Directions for this task » Print the records below word for word, but leave out the pictures.

Records excerpted from a collection
▶
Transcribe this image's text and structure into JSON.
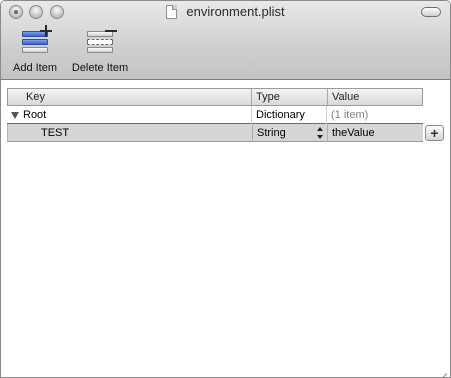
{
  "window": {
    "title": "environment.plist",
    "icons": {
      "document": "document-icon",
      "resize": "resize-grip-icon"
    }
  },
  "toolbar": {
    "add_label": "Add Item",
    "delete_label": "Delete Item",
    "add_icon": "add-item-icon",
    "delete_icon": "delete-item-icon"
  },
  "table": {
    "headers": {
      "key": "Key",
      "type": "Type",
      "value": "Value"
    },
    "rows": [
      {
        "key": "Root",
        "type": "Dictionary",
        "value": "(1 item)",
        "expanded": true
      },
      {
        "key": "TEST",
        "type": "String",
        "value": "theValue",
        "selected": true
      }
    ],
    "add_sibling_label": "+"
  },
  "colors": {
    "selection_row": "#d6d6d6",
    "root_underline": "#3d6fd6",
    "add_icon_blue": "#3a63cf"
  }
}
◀
Your response »
Transcribe this image's text and structure into JSON.
{
  "window": {
    "title": "environment.plist",
    "icons": {
      "document": "document-icon",
      "resize": "resize-grip-icon"
    }
  },
  "toolbar": {
    "add_label": "Add Item",
    "delete_label": "Delete Item",
    "add_icon": "add-item-icon",
    "delete_icon": "delete-item-icon"
  },
  "table": {
    "headers": {
      "key": "Key",
      "type": "Type",
      "value": "Value"
    },
    "rows": [
      {
        "key": "Root",
        "type": "Dictionary",
        "value": "(1 item)",
        "expanded": true
      },
      {
        "key": "TEST",
        "type": "String",
        "value": "theValue",
        "selected": true
      }
    ],
    "add_sibling_label": "+"
  },
  "colors": {
    "selection_row": "#d6d6d6",
    "root_underline": "#3d6fd6",
    "add_icon_blue": "#3a63cf"
  }
}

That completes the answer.